We all know that companies care about their customers – especially when it comes to the customer experience with products. After all, where would any company be without customers? Ramaswamy and Gouillart (2010), however, challenge us to consider other stakeholders (i.e., employees, distributors, etc.) who have a tremendous impact on the customer experience.
The traditional process of creating a new product focuses solely on meeting customer requirements while streamlining the existing process; it saves time and money. It also ignores the interests of everyone involved in that creation process except for the company and the customers. But by ignoring the “internal players” in the product creation process, companies are inadvertently missing out on opportunities to create a new experience for the customer. When internal players don’t have a say in creation, their experience isn’t necessarily optimal for them – and that is where the problem lies.
A less-than-optimal creation experience for an employee could mean that customers end up missing out.
Enter: the co-creation process. Coined by one of the authors of this article and a colleague, co-creation revolves around the idea that a creation experience in which internal stakeholders benefit and have a say means that those stakeholders perform at their best, most creative, and are most willing to contribute new ideas. Below are the four principles of co-creation:
1) Stakeholders aren’t going to give their all to the creation process unless there’s something in it for them, too. Consider: if something is not in your personal interest, would you give it your best work?
2) To best co-create value: focus on the experiences of all stakeholders.
3) Direct interaction between stakeholders is essential. Whether it’s a chat board or a Facebook page, customers, employees, and other stakeholders must be able to interact with each other.
4) Whether it’s a chat board or just a customer-accessible site, customers, employees, and other stakeholders must be able to interact with each other within a company-provided platform to share information and experience.
In a climate when the focus is entirely on a streamlined, fiscally-conscious process, the experiences of stakeholders – experiences that could lead to the development of a new competitive idea or product – are often ignored.
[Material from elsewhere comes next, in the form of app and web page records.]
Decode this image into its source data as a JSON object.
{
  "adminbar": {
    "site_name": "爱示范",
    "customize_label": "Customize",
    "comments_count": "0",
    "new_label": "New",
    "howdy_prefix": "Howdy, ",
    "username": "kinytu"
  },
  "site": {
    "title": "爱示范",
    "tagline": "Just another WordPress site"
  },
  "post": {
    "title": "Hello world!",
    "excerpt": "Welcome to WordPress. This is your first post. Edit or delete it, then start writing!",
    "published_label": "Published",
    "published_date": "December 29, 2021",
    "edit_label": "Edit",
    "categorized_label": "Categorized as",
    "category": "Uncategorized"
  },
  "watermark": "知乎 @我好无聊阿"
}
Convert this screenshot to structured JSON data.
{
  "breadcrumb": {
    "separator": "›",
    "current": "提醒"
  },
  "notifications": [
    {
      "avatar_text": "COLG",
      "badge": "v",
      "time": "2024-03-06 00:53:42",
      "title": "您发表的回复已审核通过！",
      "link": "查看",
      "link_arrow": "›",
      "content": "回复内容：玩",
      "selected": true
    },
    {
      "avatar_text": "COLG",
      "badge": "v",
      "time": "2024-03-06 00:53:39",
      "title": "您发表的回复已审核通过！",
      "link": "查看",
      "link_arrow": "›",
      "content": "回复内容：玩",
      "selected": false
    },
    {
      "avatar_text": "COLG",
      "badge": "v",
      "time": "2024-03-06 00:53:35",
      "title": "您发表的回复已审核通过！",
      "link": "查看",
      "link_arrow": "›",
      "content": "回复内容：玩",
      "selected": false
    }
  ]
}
By focusing exclusively on the company, failing to ask how all stakeholders can “win,” and assuming that strategy must be completely decided at the beginning of a project, traditional thinking fails to achieve the innovative power of the co-creation process.